# TASK DETAILS
Print the whole listing exactly as it appears, but skip the pictures.

___ DATASET EXCERPTS

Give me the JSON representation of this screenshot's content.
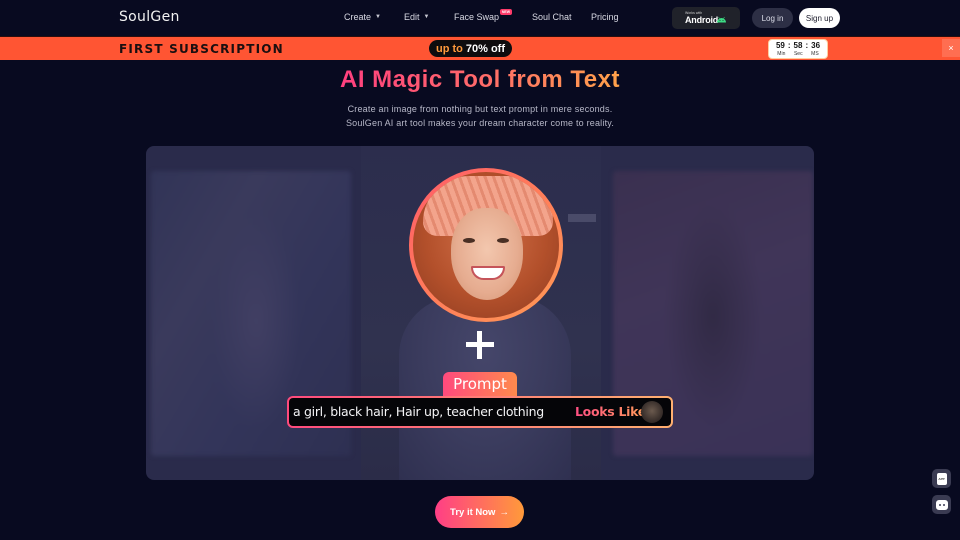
{
  "nav": {
    "logo": "SoulGen",
    "items": [
      {
        "label": "Create",
        "has_dropdown": true
      },
      {
        "label": "Edit",
        "has_dropdown": true
      },
      {
        "label": "Face Swap",
        "badge": "NEW"
      },
      {
        "label": "Soul Chat"
      },
      {
        "label": "Pricing"
      }
    ],
    "android": {
      "small": "Works with",
      "big": "Android"
    },
    "login": "Log in",
    "signup": "Sign up"
  },
  "promo": {
    "title": "FIRST SUBSCRIPTION",
    "pill_prefix": "up to",
    "pill_value": "70% off",
    "timer": {
      "min": "59",
      "sec": "58",
      "ms": "36",
      "sep": ":",
      "labels": [
        "Min",
        "Sec",
        "MS"
      ]
    },
    "close": "×"
  },
  "hero": {
    "title": "AI Magic Tool from Text",
    "subtitle_1": "Create an image from nothing but text prompt in mere seconds.",
    "subtitle_2": "SoulGen AI art tool makes your dream character come to reality."
  },
  "showcase": {
    "plus": "+",
    "prompt_tag": "Prompt",
    "prompt_text": "a girl, black hair, Hair up, teacher clothing",
    "looks_like": "Looks Like"
  },
  "cta": {
    "label": "Try it Now",
    "arrow": "→"
  },
  "floating": {
    "app_label": "APP"
  },
  "colors": {
    "background": "#080a20",
    "promo": "#ff5533",
    "accent_start": "#ff3e86",
    "accent_end": "#ff9a3a"
  }
}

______

# RESPONSE TO THIS EXERCISE
Give me the JSON representation of this screenshot's content.
{
  "nav": {
    "logo": "SoulGen",
    "items": [
      {
        "label": "Create",
        "has_dropdown": true
      },
      {
        "label": "Edit",
        "has_dropdown": true
      },
      {
        "label": "Face Swap",
        "badge": "NEW"
      },
      {
        "label": "Soul Chat"
      },
      {
        "label": "Pricing"
      }
    ],
    "android": {
      "small": "Works with",
      "big": "Android"
    },
    "login": "Log in",
    "signup": "Sign up"
  },
  "promo": {
    "title": "FIRST SUBSCRIPTION",
    "pill_prefix": "up to",
    "pill_value": "70% off",
    "timer": {
      "min": "59",
      "sec": "58",
      "ms": "36",
      "sep": ":",
      "labels": [
        "Min",
        "Sec",
        "MS"
      ]
    },
    "close": "×"
  },
  "hero": {
    "title": "AI Magic Tool from Text",
    "subtitle_1": "Create an image from nothing but text prompt in mere seconds.",
    "subtitle_2": "SoulGen AI art tool makes your dream character come to reality."
  },
  "showcase": {
    "plus": "+",
    "prompt_tag": "Prompt",
    "prompt_text": "a girl, black hair, Hair up, teacher clothing",
    "looks_like": "Looks Like"
  },
  "cta": {
    "label": "Try it Now",
    "arrow": "→"
  },
  "floating": {
    "app_label": "APP"
  },
  "colors": {
    "background": "#080a20",
    "promo": "#ff5533",
    "accent_start": "#ff3e86",
    "accent_end": "#ff9a3a"
  }
}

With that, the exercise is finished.